Your task is to extract every entry that follows word for word while excluding the pictures.

DATASET ENTRIES START

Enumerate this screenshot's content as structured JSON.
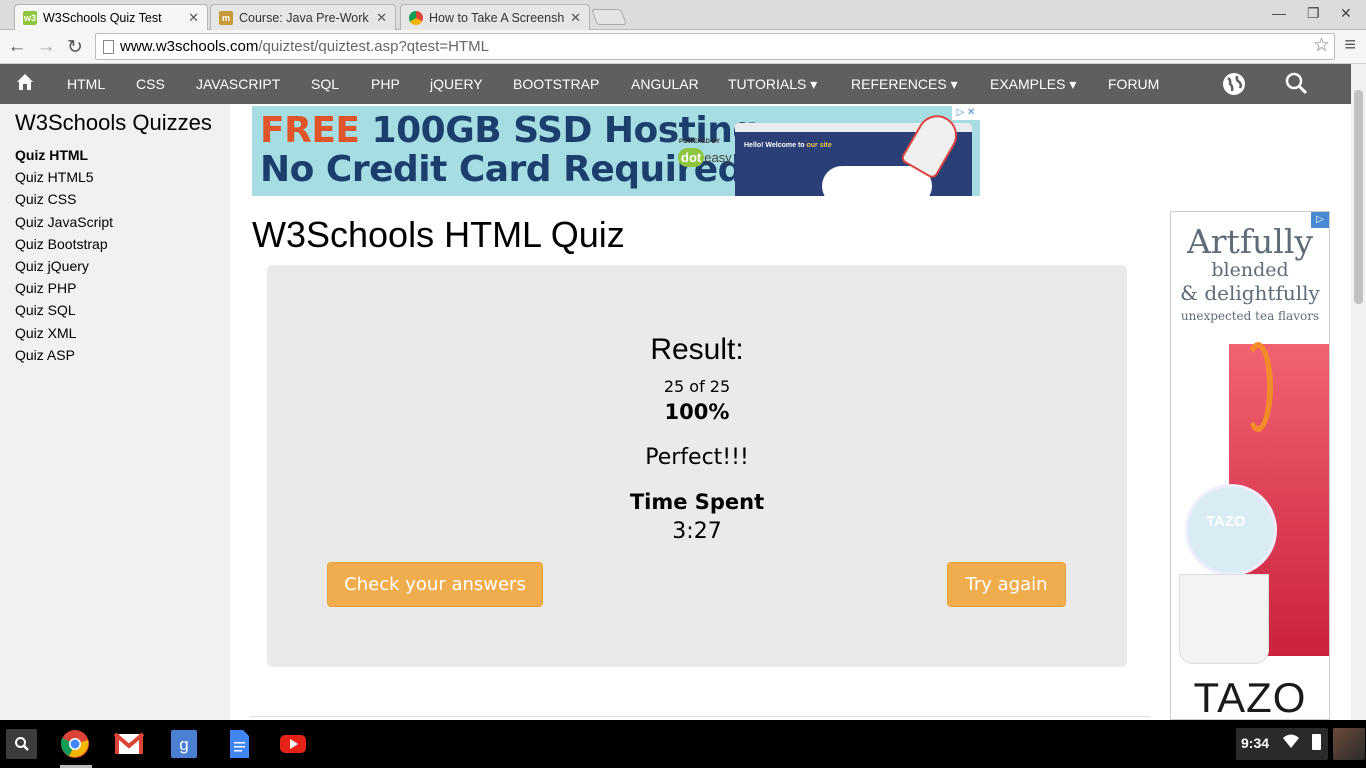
{
  "browser": {
    "tabs": [
      {
        "title": "W3Schools Quiz Test",
        "favicon": "w3",
        "active": true
      },
      {
        "title": "Course: Java Pre-Work S",
        "favicon": "course"
      },
      {
        "title": "How to Take A Screensh",
        "favicon": "chrome"
      }
    ],
    "url_host": "www.w3schools.com",
    "url_path": "/quiztest/quiztest.asp?qtest=HTML"
  },
  "nav": {
    "items": [
      "HTML",
      "CSS",
      "JAVASCRIPT",
      "SQL",
      "PHP",
      "jQUERY",
      "BOOTSTRAP",
      "ANGULAR",
      "TUTORIALS ▾",
      "REFERENCES ▾",
      "EXAMPLES ▾",
      "FORUM"
    ]
  },
  "sidebar": {
    "title": "W3Schools Quizzes",
    "items": [
      "Quiz HTML",
      "Quiz HTML5",
      "Quiz CSS",
      "Quiz JavaScript",
      "Quiz Bootstrap",
      "Quiz jQuery",
      "Quiz PHP",
      "Quiz SQL",
      "Quiz XML",
      "Quiz ASP"
    ],
    "active_index": 0
  },
  "ad_top": {
    "free": "FREE",
    "line1_rest": "100GB SSD Hosting",
    "line2": "No Credit Card Required",
    "powered": "POWERED BY",
    "brand_dot": "dot",
    "brand_rest": "easy",
    "mock_hello": "Hello! Welcome to",
    "mock_site": "our site"
  },
  "main": {
    "title": "W3Schools HTML Quiz",
    "result_label": "Result:",
    "score_text": "25 of 25",
    "percent": "100%",
    "verdict": "Perfect!!!",
    "time_label": "Time Spent",
    "time_value": "3:27",
    "check_button": "Check your answers",
    "retry_button": "Try again"
  },
  "ad_right": {
    "line1": "Artfully",
    "line2": "blended",
    "line3": "& delightfully",
    "line4": "unexpected tea flavors",
    "pod_label": "TAZO",
    "brand": "TAZO"
  },
  "shelf": {
    "clock": "9:34",
    "apps": [
      "chrome-icon",
      "gmail-icon",
      "google-search-icon",
      "docs-icon",
      "youtube-icon"
    ]
  },
  "colors": {
    "nav_bg": "#5f5f5f",
    "sidebar_bg": "#f1f1f1",
    "quiz_box_bg": "#eaeaea",
    "button_orange": "#f0ad4e"
  }
}
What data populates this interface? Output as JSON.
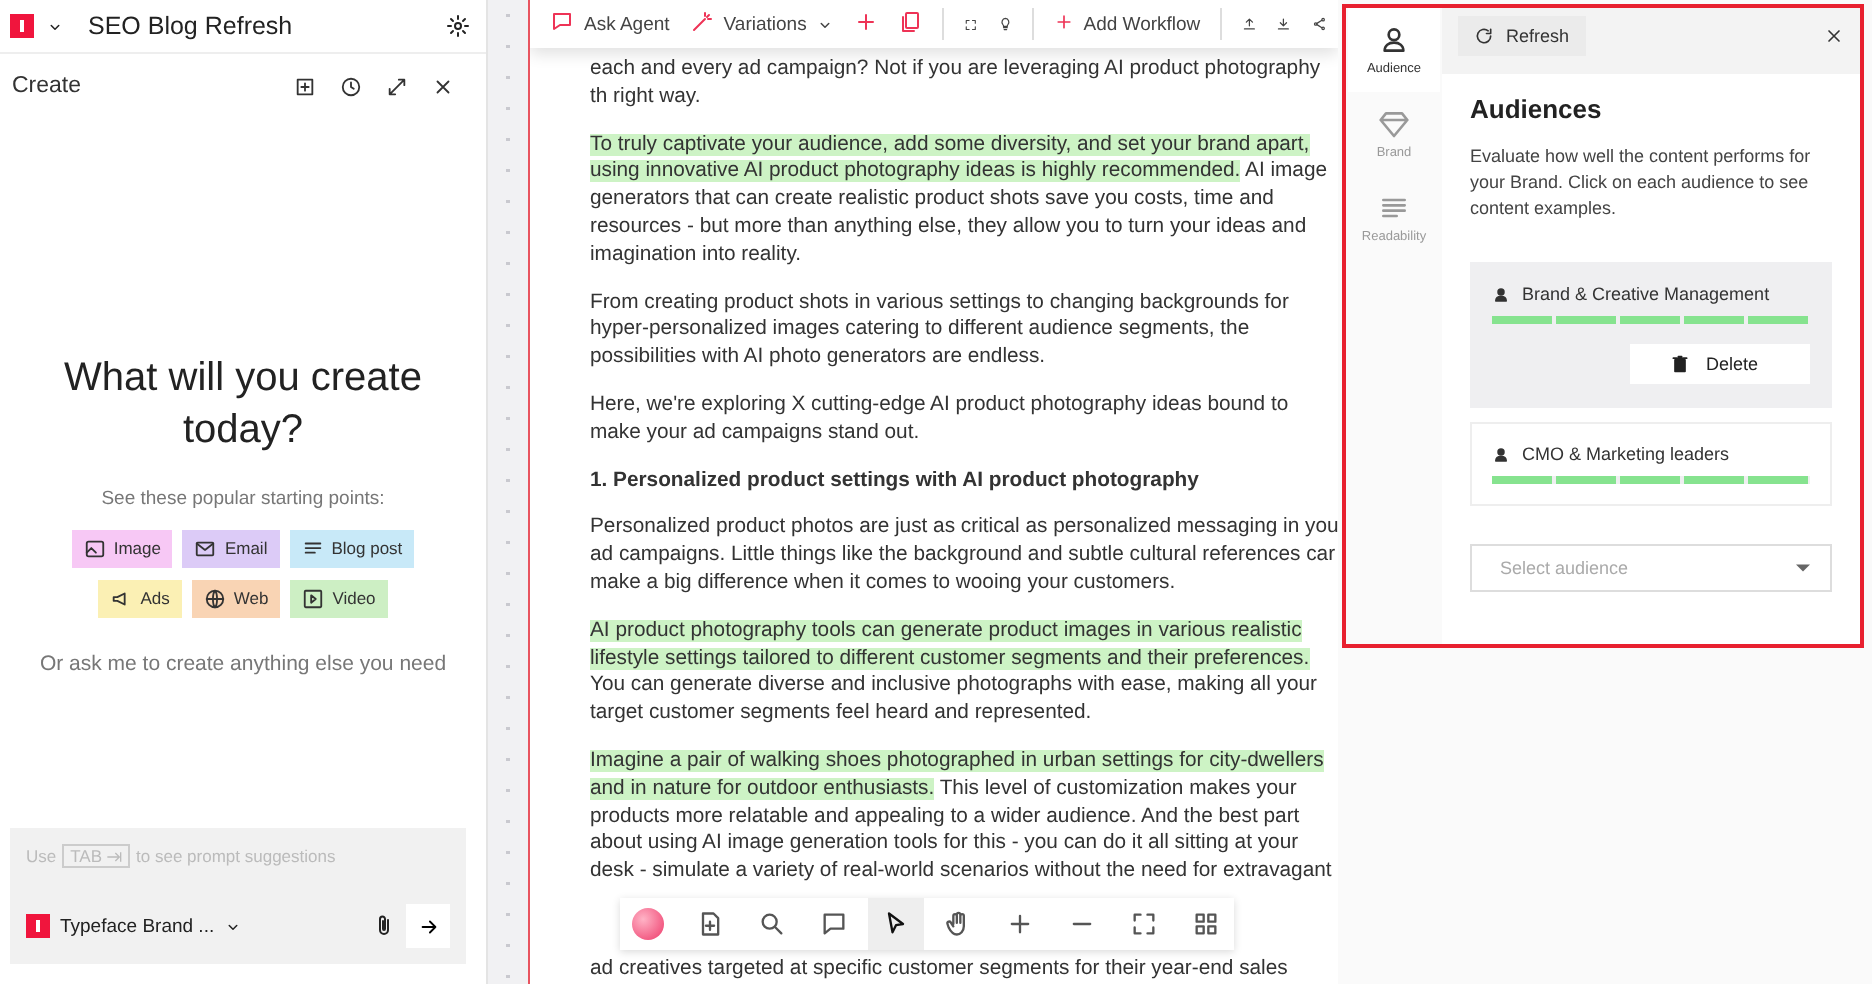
{
  "project": {
    "title": "SEO Blog Refresh"
  },
  "create_panel": {
    "title": "Create",
    "heading": "What will you create today?",
    "subtitle": "See these popular starting points:",
    "chips": [
      {
        "kind": "image",
        "label": "Image",
        "color": "#f7c8f5"
      },
      {
        "kind": "email",
        "label": "Email",
        "color": "#dccbf7"
      },
      {
        "kind": "blog",
        "label": "Blog post",
        "color": "#c8e9f8"
      },
      {
        "kind": "ads",
        "label": "Ads",
        "color": "#fbf0b4"
      },
      {
        "kind": "web",
        "label": "Web",
        "color": "#f9d4b4"
      },
      {
        "kind": "video",
        "label": "Video",
        "color": "#cdefc4"
      }
    ],
    "note": "Or ask me to create anything else you need",
    "prompt": {
      "before": "Use",
      "key": "TAB",
      "after": "to see prompt suggestions"
    },
    "brand_select": "Typeface Brand ..."
  },
  "toolbar": {
    "ask_agent": "Ask Agent",
    "variations": "Variations",
    "add_workflow": "Add Workflow"
  },
  "document": {
    "paragraphs": [
      {
        "kind": "text",
        "segments": [
          {
            "text": "each and every ad campaign? Not if you are leveraging AI product photography th right way.",
            "highlighted": false
          }
        ]
      },
      {
        "kind": "text",
        "segments": [
          {
            "text": "To truly captivate your audience, add some diversity, and set your brand apart, using innovative AI product photography ideas is highly recommended.",
            "highlighted": true
          },
          {
            "text": " AI image generators that can create realistic product shots save you costs, time and resources - but more than anything else, they allow you to turn your ideas and imagination into reality.",
            "highlighted": false
          }
        ]
      },
      {
        "kind": "text",
        "segments": [
          {
            "text": "From creating product shots in various settings to changing backgrounds for hyper-personalized images catering to different audience segments, the possibilities with AI photo generators are endless.",
            "highlighted": false
          }
        ]
      },
      {
        "kind": "text",
        "segments": [
          {
            "text": "Here, we're exploring X cutting-edge AI product photography ideas bound to make your ad campaigns stand out.",
            "highlighted": false
          }
        ]
      },
      {
        "kind": "heading",
        "segments": [
          {
            "text": "1. Personalized product settings with AI product photography",
            "highlighted": false
          }
        ]
      },
      {
        "kind": "text",
        "segments": [
          {
            "text": "Personalized product photos are just as critical as personalized messaging in you ad campaigns. Little things like the background and subtle cultural references car make a big difference when it comes to wooing your customers.",
            "highlighted": false
          }
        ]
      },
      {
        "kind": "text",
        "segments": [
          {
            "text": "AI product photography tools can generate product images in various realistic lifestyle settings tailored to different customer segments and their preferences.",
            "highlighted": true
          },
          {
            "text": " You can generate diverse and inclusive photographs with ease, making all your target customer segments feel heard and represented.",
            "highlighted": false
          }
        ]
      },
      {
        "kind": "text",
        "segments": [
          {
            "text": "Imagine a pair of walking shoes photographed in urban settings for city-dwellers and in nature for outdoor enthusiasts.",
            "highlighted": true
          },
          {
            "text": " This level of customization makes your products more relatable and appealing to a wider audience. And the best part about using AI image generation tools for this - you can do it all sitting at your desk - simulate a variety of real-world scenarios without the need for extravagant",
            "highlighted": false
          }
        ]
      }
    ],
    "tail": "ad creatives targeted at specific customer segments for their year-end sales"
  },
  "insights": {
    "tabs": [
      {
        "kind": "audience",
        "label": "Audience",
        "selected": true
      },
      {
        "kind": "brand",
        "label": "Brand",
        "selected": false
      },
      {
        "kind": "readability",
        "label": "Readability",
        "selected": false
      }
    ],
    "refresh": "Refresh",
    "title": "Audiences",
    "description": "Evaluate how well the content performs for your Brand. Click on each audience to see content examples.",
    "audiences": [
      {
        "name": "Brand & Creative Management",
        "level": 1,
        "selected": true,
        "action": "Delete"
      },
      {
        "name": "CMO & Marketing leaders",
        "level": 1,
        "selected": false
      }
    ],
    "select": {
      "placeholder": "Select audience"
    }
  }
}
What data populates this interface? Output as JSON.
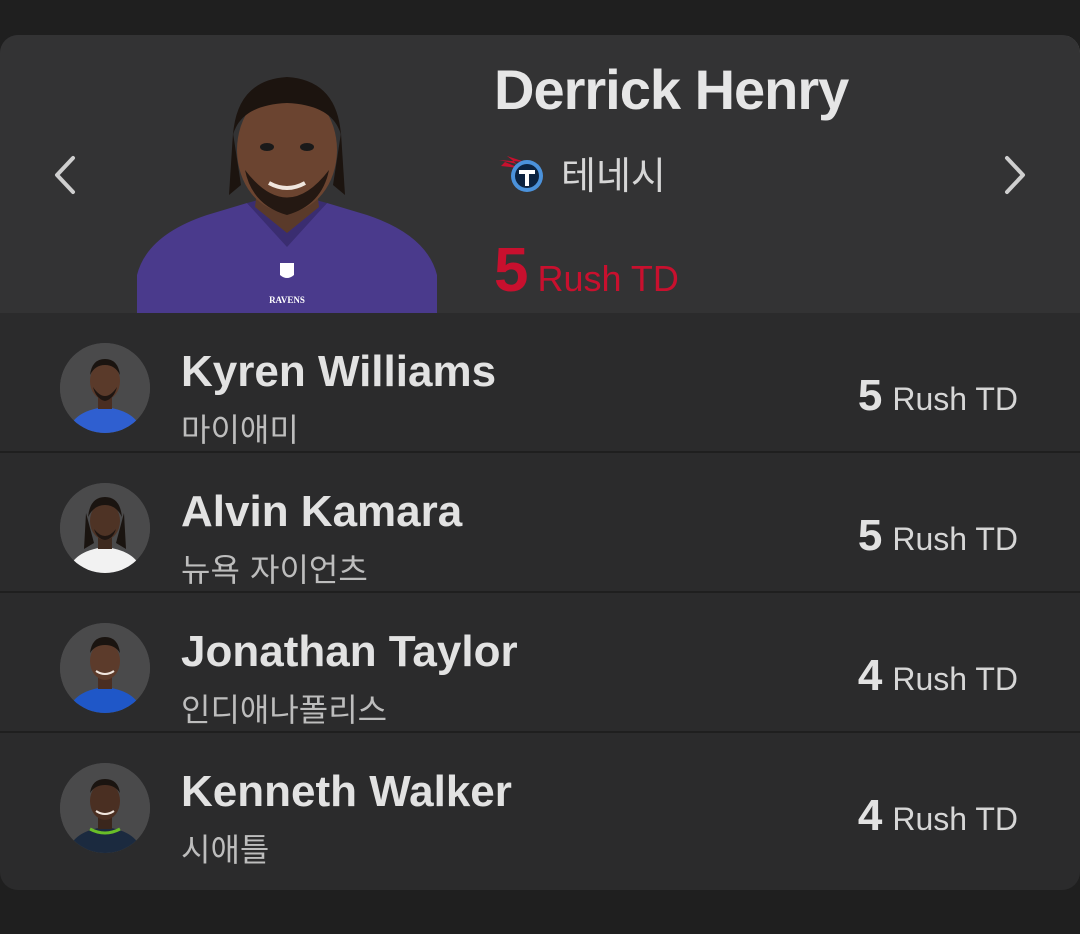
{
  "featured": {
    "name": "Derrick Henry",
    "team": "테네시",
    "stat_value": "5",
    "stat_unit": "Rush TD",
    "jersey_text": "RAVENS",
    "team_logo_icon": "titans-logo-icon",
    "accent_color": "#c8102e",
    "jersey_color": "#4a3a8c"
  },
  "navigation": {
    "prev_icon": "chevron-left-icon",
    "next_icon": "chevron-right-icon"
  },
  "leaders": [
    {
      "name": "Kyren Williams",
      "team": "마이애미",
      "stat_value": "5",
      "stat_unit": "Rush TD",
      "jersey_color": "#2f5fd0"
    },
    {
      "name": "Alvin Kamara",
      "team": "뉴욕 자이언츠",
      "stat_value": "5",
      "stat_unit": "Rush TD",
      "jersey_color": "#f2f2f2"
    },
    {
      "name": "Jonathan Taylor",
      "team": "인디애나폴리스",
      "stat_value": "4",
      "stat_unit": "Rush TD",
      "jersey_color": "#1f57c8"
    },
    {
      "name": "Kenneth Walker",
      "team": "시애틀",
      "stat_value": "4",
      "stat_unit": "Rush TD",
      "jersey_color": "#1b2a3f"
    }
  ]
}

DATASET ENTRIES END

- [EXERCISE RESULT]
Enumerate this screenshot's content as structured JSON.
{
  "browser": {
    "tabs": [
      {
        "title": "W3Schools Quiz Test",
        "favicon": "w3",
        "active": true
      },
      {
        "title": "Course: Java Pre-Work S",
        "favicon": "course"
      },
      {
        "title": "How to Take A Screensh",
        "favicon": "chrome"
      }
    ],
    "url_host": "www.w3schools.com",
    "url_path": "/quiztest/quiztest.asp?qtest=HTML"
  },
  "nav": {
    "items": [
      "HTML",
      "CSS",
      "JAVASCRIPT",
      "SQL",
      "PHP",
      "jQUERY",
      "BOOTSTRAP",
      "ANGULAR",
      "TUTORIALS ▾",
      "REFERENCES ▾",
      "EXAMPLES ▾",
      "FORUM"
    ]
  },
  "sidebar": {
    "title": "W3Schools Quizzes",
    "items": [
      "Quiz HTML",
      "Quiz HTML5",
      "Quiz CSS",
      "Quiz JavaScript",
      "Quiz Bootstrap",
      "Quiz jQuery",
      "Quiz PHP",
      "Quiz SQL",
      "Quiz XML",
      "Quiz ASP"
    ],
    "active_index": 0
  },
  "ad_top": {
    "free": "FREE",
    "line1_rest": "100GB SSD Hosting",
    "line2": "No Credit Card Required",
    "powered": "POWERED BY",
    "brand_dot": "dot",
    "brand_rest": "easy",
    "mock_hello": "Hello! Welcome to",
    "mock_site": "our site"
  },
  "main": {
    "title": "W3Schools HTML Quiz",
    "result_label": "Result:",
    "score_text": "25 of 25",
    "percent": "100%",
    "verdict": "Perfect!!!",
    "time_label": "Time Spent",
    "time_value": "3:27",
    "check_button": "Check your answers",
    "retry_button": "Try again"
  },
  "ad_right": {
    "line1": "Artfully",
    "line2": "blended",
    "line3": "& delightfully",
    "line4": "unexpected tea flavors",
    "pod_label": "TAZO",
    "brand": "TAZO"
  },
  "shelf": {
    "clock": "9:34",
    "apps": [
      "chrome-icon",
      "gmail-icon",
      "google-search-icon",
      "docs-icon",
      "youtube-icon"
    ]
  },
  "colors": {
    "nav_bg": "#5f5f5f",
    "sidebar_bg": "#f1f1f1",
    "quiz_box_bg": "#eaeaea",
    "button_orange": "#f0ad4e"
  }
}
What data populates this interface? Output as JSON.
{
  "project": {
    "title": "SEO Blog Refresh"
  },
  "create_panel": {
    "title": "Create",
    "heading": "What will you create today?",
    "subtitle": "See these popular starting points:",
    "chips": [
      {
        "kind": "image",
        "label": "Image",
        "color": "#f7c8f5"
      },
      {
        "kind": "email",
        "label": "Email",
        "color": "#dccbf7"
      },
      {
        "kind": "blog",
        "label": "Blog post",
        "color": "#c8e9f8"
      },
      {
        "kind": "ads",
        "label": "Ads",
        "color": "#fbf0b4"
      },
      {
        "kind": "web",
        "label": "Web",
        "color": "#f9d4b4"
      },
      {
        "kind": "video",
        "label": "Video",
        "color": "#cdefc4"
      }
    ],
    "note": "Or ask me to create anything else you need",
    "prompt": {
      "before": "Use",
      "key": "TAB",
      "after": "to see prompt suggestions"
    },
    "brand_select": "Typeface Brand ..."
  },
  "toolbar": {
    "ask_agent": "Ask Agent",
    "variations": "Variations",
    "add_workflow": "Add Workflow"
  },
  "document": {
    "paragraphs": [
      {
        "kind": "text",
        "segments": [
          {
            "text": "each and every ad campaign? Not if you are leveraging AI product photography th right way.",
            "highlighted": false
          }
        ]
      },
      {
        "kind": "text",
        "segments": [
          {
            "text": "To truly captivate your audience, add some diversity, and set your brand apart, using innovative AI product photography ideas is highly recommended.",
            "highlighted": true
          },
          {
            "text": " AI image generators that can create realistic product shots save you costs, time and resources - but more than anything else, they allow you to turn your ideas and imagination into reality.",
            "highlighted": false
          }
        ]
      },
      {
        "kind": "text",
        "segments": [
          {
            "text": "From creating product shots in various settings to changing backgrounds for hyper-personalized images catering to different audience segments, the possibilities with AI photo generators are endless.",
            "highlighted": false
          }
        ]
      },
      {
        "kind": "text",
        "segments": [
          {
            "text": "Here, we're exploring X cutting-edge AI product photography ideas bound to make your ad campaigns stand out.",
            "highlighted": false
          }
        ]
      },
      {
        "kind": "heading",
        "segments": [
          {
            "text": "1. Personalized product settings with AI product photography",
            "highlighted": false
          }
        ]
      },
      {
        "kind": "text",
        "segments": [
          {
            "text": "Personalized product photos are just as critical as personalized messaging in you ad campaigns. Little things like the background and subtle cultural references car make a big difference when it comes to wooing your customers.",
            "highlighted": false
          }
        ]
      },
      {
        "kind": "text",
        "segments": [
          {
            "text": "AI product photography tools can generate product images in various realistic lifestyle settings tailored to different customer segments and their preferences.",
            "highlighted": true
          },
          {
            "text": " You can generate diverse and inclusive photographs with ease, making all your target customer segments feel heard and represented.",
            "highlighted": false
          }
        ]
      },
      {
        "kind": "text",
        "segments": [
          {
            "text": "Imagine a pair of walking shoes photographed in urban settings for city-dwellers and in nature for outdoor enthusiasts.",
            "highlighted": true
          },
          {
            "text": " This level of customization makes your products more relatable and appealing to a wider audience. And the best part about using AI image generation tools for this - you can do it all sitting at your desk - simulate a variety of real-world scenarios without the need for extravagant",
            "highlighted": false
          }
        ]
      }
    ],
    "tail": "ad creatives targeted at specific customer segments for their year-end sales"
  },
  "insights": {
    "tabs": [
      {
        "kind": "audience",
        "label": "Audience",
        "selected": true
      },
      {
        "kind": "brand",
        "label": "Brand",
        "selected": false
      },
      {
        "kind": "readability",
        "label": "Readability",
        "selected": false
      }
    ],
    "refresh": "Refresh",
    "title": "Audiences",
    "description": "Evaluate how well the content performs for your Brand. Click on each audience to see content examples.",
    "audiences": [
      {
        "name": "Brand & Creative Management",
        "level": 1,
        "selected": true,
        "action": "Delete"
      },
      {
        "name": "CMO & Marketing leaders",
        "level": 1,
        "selected": false
      }
    ],
    "select": {
      "placeholder": "Select audience"
    }
  }
}
What data populates this interface? Output as JSON.
{
  "featured": {
    "name": "Derrick Henry",
    "team": "테네시",
    "stat_value": "5",
    "stat_unit": "Rush TD",
    "jersey_text": "RAVENS",
    "team_logo_icon": "titans-logo-icon",
    "accent_color": "#c8102e",
    "jersey_color": "#4a3a8c"
  },
  "navigation": {
    "prev_icon": "chevron-left-icon",
    "next_icon": "chevron-right-icon"
  },
  "leaders": [
    {
      "name": "Kyren Williams",
      "team": "마이애미",
      "stat_value": "5",
      "stat_unit": "Rush TD",
      "jersey_color": "#2f5fd0"
    },
    {
      "name": "Alvin Kamara",
      "team": "뉴욕 자이언츠",
      "stat_value": "5",
      "stat_unit": "Rush TD",
      "jersey_color": "#f2f2f2"
    },
    {
      "name": "Jonathan Taylor",
      "team": "인디애나폴리스",
      "stat_value": "4",
      "stat_unit": "Rush TD",
      "jersey_color": "#1f57c8"
    },
    {
      "name": "Kenneth Walker",
      "team": "시애틀",
      "stat_value": "4",
      "stat_unit": "Rush TD",
      "jersey_color": "#1b2a3f"
    }
  ]
}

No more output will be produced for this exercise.